The History of Science Fiction (Second Edition) by Adam Roberts

The History of Science Fiction (Second Edition) by Adam Roberts

 

Published by Palgrave Macmillan, 548 pages

 

Review by Teika Marija Smits

 

Approaching a subject as tricksy as science fiction, Roberts, quite rightly, begins his history with definitions. In essence, he reviews various critics’ attempts to describe what science fiction is, but then points out that those definitions are widely debated.

 

“The present study has been unable to avoid the, often, tedious debates concerning definition, but my aim is to present a historically determined narrative of the genre’s evolution rather than offering an apothegmatic version of the sentence ‘SF is such-and-such’.”

 

Roberts certainly succeeds in his aim. He covers a lot of history – first examining the potentially science fictional texts of some 2000 years ago (i.e. the novels of the classical era), and then proceeds chronologically.

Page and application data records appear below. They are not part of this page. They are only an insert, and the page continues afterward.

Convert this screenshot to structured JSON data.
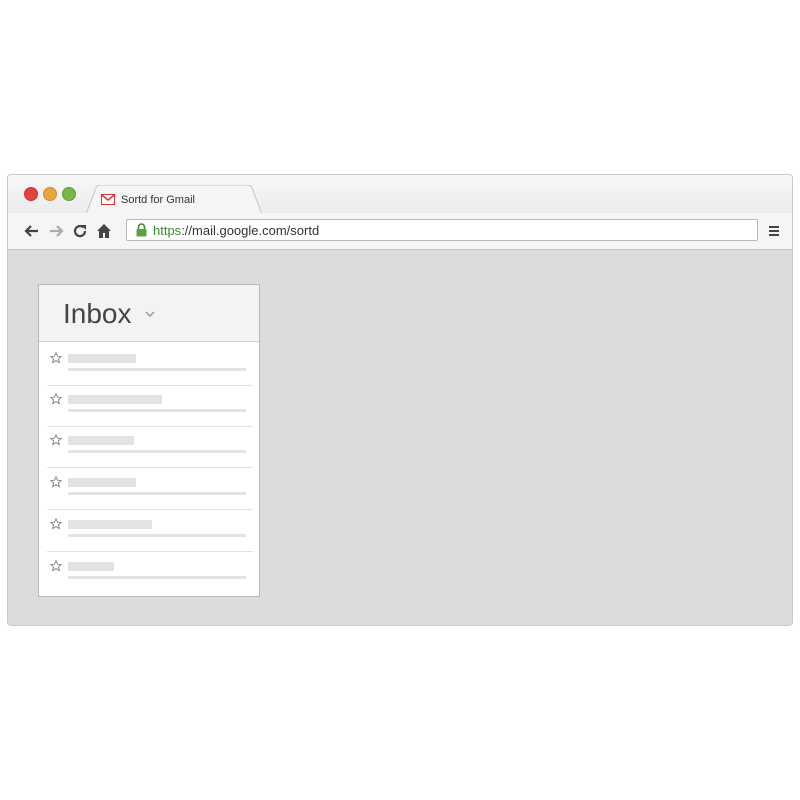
{
  "browser": {
    "tab_title": "Sortd for Gmail",
    "url_scheme": "https",
    "url_rest": "://mail.google.com/sortd",
    "traffic_lights": [
      "#e0443e",
      "#e9a53a",
      "#7ab648"
    ],
    "nav_icons": [
      "back-arrow-icon",
      "forward-arrow-icon",
      "reload-icon",
      "home-icon"
    ],
    "menu_icon": "hamburger-menu-icon"
  },
  "inbox": {
    "title": "Inbox",
    "rows": [
      {
        "starred": false
      },
      {
        "starred": false
      },
      {
        "starred": false
      },
      {
        "starred": false
      },
      {
        "starred": false
      },
      {
        "starred": false
      }
    ]
  }
}
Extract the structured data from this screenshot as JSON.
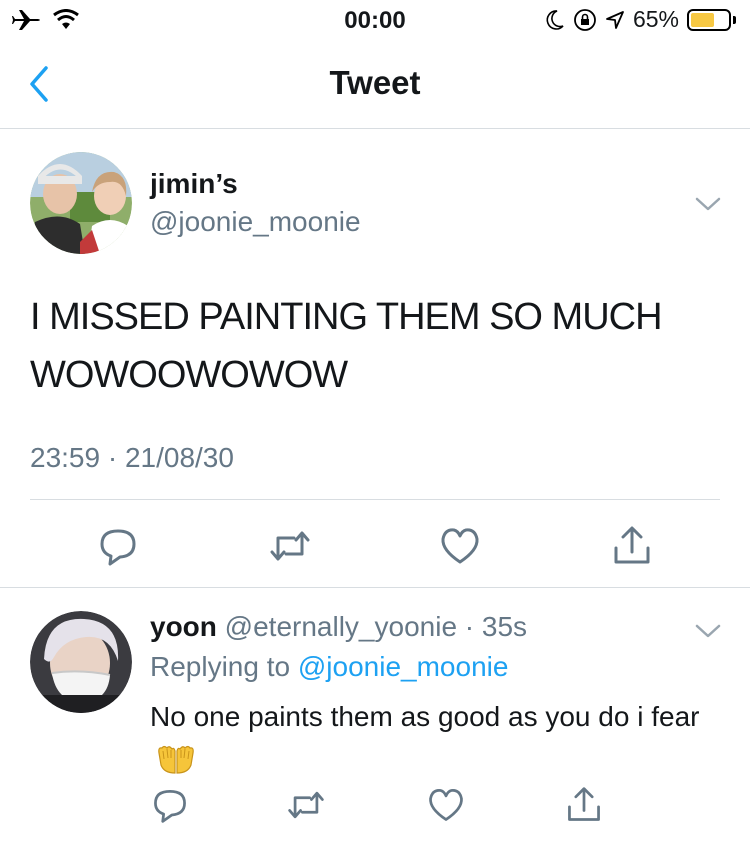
{
  "status_bar": {
    "time": "00:00",
    "battery_percent": "65%",
    "battery_level": 0.65,
    "icons": [
      "airplane-icon",
      "wifi-icon",
      "moon-icon",
      "rotation-lock-icon",
      "location-icon",
      "battery-icon"
    ]
  },
  "nav": {
    "title": "Tweet",
    "back_icon": "chevron-left-icon"
  },
  "main_tweet": {
    "display_name": "jimin’s",
    "handle": "@joonie_moonie",
    "text": "I MISSED PAINTING THEM SO MUCH WOWOOWOWOW",
    "timestamp": "23:59 · 21/08/30",
    "actions": [
      "reply-icon",
      "retweet-icon",
      "like-icon",
      "share-icon"
    ]
  },
  "reply": {
    "display_name": "yoon",
    "handle": "@eternally_yoonie",
    "separator": " · ",
    "age": "35s",
    "replying_prefix": "Replying to ",
    "replying_to": "@joonie_moonie",
    "text": "No one paints them as good as you do i fear",
    "emoji": "palms-up-together-emoji",
    "actions": [
      "reply-icon",
      "retweet-icon",
      "like-icon",
      "share-icon"
    ]
  },
  "colors": {
    "accent": "#1da1f2",
    "muted": "#657786",
    "divider": "#d8dde1",
    "battery": "#f7c843"
  }
}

Predictably, less than 200 pages are given over to the centuries preceding the 20th century, and a further 300 pages given to the science fiction of the 20th and 21st centuries. Yet for all Roberts’ apparent caution in providing a definitive explanation of what exactly science fiction is, he is very clear that:

 

“Fantasy is supernatural, SF extraordinary, and there is the world of difference between those two terms. Once we accept that a wizard is a form of priest, we see that there is always a priest in fantasy. This priestly role is almost always taken (in effect) by a technological artefact in SF.”

 

Roberts’ central thesis is that science fiction, as an easily recognizable genre of writing, fully emerged in the period of the Protestant Reformation in the 17th century when Copernicus’s radical new worldview – that the Earth revolved around the Sun – really took hold in Europe, a key event of this time being the execution of Giordano Bruno the Nolan. Bruno was burnt at the stake by the Catholic Inquisition for his religious, philosophical and astronomical views. (Bruno held fast to the idea of cosmic plurality and an infinite universe.) Unlike Brian Aldiss (and many others ) who propose that Mary Shelley’s Frankenstein is the true starting point of science fiction, Roberts believes that Kepler’s Somnium, written in 1600, the same year as Bruno’s martyrdom for science, is ‘the first unambiguously science fiction novel’.

 

It is difficult to argue with Roberts’ reasoning, yet, it will be contested because the science of the 17th and 18th centuries (as well as the classical era) bears so little resemblance to science – and technology – as we know it today. However, whether you fully agree with Roberts’ thesis, or not, doesn’t really matter since the book succeeds in its main aim to deliver ‘a historically determined narrative of the genre’s evolution’. Highly inclusive, indeed comprehensive, it covers the works of hundreds of science fiction writers, expanding greatly on those novels by some of the most significant and well-known contributors to the field. (There is a whole chapter on the works of Verne and Wells.) Significantly, Roberts also covers the evolution of science fiction on the big and small screen, concluding that SF in prose form is only a small – and relatively insignificant – part of the science fiction universe nowadays, when you consider the impact of Star Wars and the way science fiction, as visual extravaganza, is now part of mainstream culture.

 

Though largely academic in nature, Roberts’ writing is engaging, his observations thought-provoking and occasionally humorous; his close readings of many famous texts enlightening. I particularly appreciated Roberts’ insightful remarks on the ‘ghetto-isation’ of science fiction i.e. the way it is boxed into a clearly delineated literary genre, and the subsequent negative effects this has had for writers and literature in general.

 

Roberts’ approach is analytical and all-encompassing. He draws from a wide range of esoteric sources, and develops his ideas with critical deftness. Even when his arguments seem provocative or idiosyncratic, they demonstrate an astonishing breadth and depth to his research. Roberts’ evaluations of some of the writers and their novels won’t be to every science fiction fan’s liking – there’s an impossible task! – however, Roberts’ comprehensive tome is a necessary addition to every fan’s bookshelves, covering the great texts, the not-so-greats and the plain overlooked in the wide, wonderful field that is science fiction.